SSI, Medicaid, Section 8 Housing and some veterans' benefits are essential to people with disabilities, and loss of those benefits can have a dramatic impact on quality of life and available healthcare. Receiving an inheritance can jeopardize government benefits. In an effort to avoid this, parents often plan to leave money to a third party with an understanding that he or she will take care of the disabled person; however, this is rarely the best option. There is no guarantee that the third party will follow your wishes. Additionally, the money becomes subject to that person's creditors.
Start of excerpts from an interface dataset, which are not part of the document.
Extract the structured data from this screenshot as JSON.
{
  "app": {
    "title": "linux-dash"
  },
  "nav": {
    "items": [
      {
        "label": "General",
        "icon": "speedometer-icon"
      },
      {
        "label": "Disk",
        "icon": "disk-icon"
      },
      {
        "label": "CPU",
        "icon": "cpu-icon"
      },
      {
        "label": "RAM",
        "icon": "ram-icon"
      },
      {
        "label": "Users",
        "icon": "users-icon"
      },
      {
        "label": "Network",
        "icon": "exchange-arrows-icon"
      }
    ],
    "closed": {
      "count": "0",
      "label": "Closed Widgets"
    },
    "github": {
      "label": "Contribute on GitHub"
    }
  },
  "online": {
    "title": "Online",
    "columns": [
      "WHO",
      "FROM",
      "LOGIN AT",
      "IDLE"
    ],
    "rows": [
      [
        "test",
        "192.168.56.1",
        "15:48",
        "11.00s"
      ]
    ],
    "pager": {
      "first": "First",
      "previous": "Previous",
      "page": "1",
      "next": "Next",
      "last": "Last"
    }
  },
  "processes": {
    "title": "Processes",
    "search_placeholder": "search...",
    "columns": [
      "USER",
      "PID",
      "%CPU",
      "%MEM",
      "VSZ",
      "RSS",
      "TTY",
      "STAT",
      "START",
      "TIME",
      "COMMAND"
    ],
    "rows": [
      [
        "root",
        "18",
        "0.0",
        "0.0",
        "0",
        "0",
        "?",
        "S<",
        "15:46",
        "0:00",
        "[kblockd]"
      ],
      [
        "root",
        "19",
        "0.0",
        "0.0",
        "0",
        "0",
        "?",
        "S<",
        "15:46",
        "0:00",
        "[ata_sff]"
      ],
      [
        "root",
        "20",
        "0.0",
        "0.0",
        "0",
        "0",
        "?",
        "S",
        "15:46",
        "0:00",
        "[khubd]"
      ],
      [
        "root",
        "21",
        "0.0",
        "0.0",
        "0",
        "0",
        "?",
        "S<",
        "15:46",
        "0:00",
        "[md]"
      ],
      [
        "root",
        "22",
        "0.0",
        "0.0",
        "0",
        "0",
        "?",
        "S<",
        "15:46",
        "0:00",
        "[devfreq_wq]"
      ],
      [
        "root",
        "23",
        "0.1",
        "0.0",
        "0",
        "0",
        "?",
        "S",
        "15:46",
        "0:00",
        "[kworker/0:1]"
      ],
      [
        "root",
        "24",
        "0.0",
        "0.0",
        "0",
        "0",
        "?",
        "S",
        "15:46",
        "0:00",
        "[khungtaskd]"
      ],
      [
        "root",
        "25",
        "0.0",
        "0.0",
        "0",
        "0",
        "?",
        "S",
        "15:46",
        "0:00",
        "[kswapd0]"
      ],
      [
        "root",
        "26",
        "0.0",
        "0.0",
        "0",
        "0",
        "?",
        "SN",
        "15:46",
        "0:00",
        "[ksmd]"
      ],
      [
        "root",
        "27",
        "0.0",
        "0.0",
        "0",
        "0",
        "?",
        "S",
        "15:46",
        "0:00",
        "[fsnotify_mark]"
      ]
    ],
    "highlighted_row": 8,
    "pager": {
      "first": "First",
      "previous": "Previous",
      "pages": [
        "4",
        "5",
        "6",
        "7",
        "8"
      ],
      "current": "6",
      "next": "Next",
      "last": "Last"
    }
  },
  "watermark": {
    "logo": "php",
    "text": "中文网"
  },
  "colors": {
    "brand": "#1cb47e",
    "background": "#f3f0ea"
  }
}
A special needs trust maximizes protection for the disabled child without putting benefits at risk. If properly written and managed, the trust assets are considered exempt for purposes of qualifying for asset based government benefits. Distributions are meant to supplement what the government otherwise provides.
Special needs trusts must be properly managed. Special consideration should be given as to who to name trustee. A perfectly written special needs trust can still jeopardize government benefits it is incorrectly managed. A professional trustee can provide professional expertise in the area and is often a good choice.
Special needs trust are legal exceptions to the limited asset requirements for government benefit programs. They protect eligibility for benefits, provide for a higher quality of life, provide instructions for management of assets, extend the life of assets and provide creditor protection.
Ashley Naramore is an estate planning attorney in Hot Springs, Arkansas.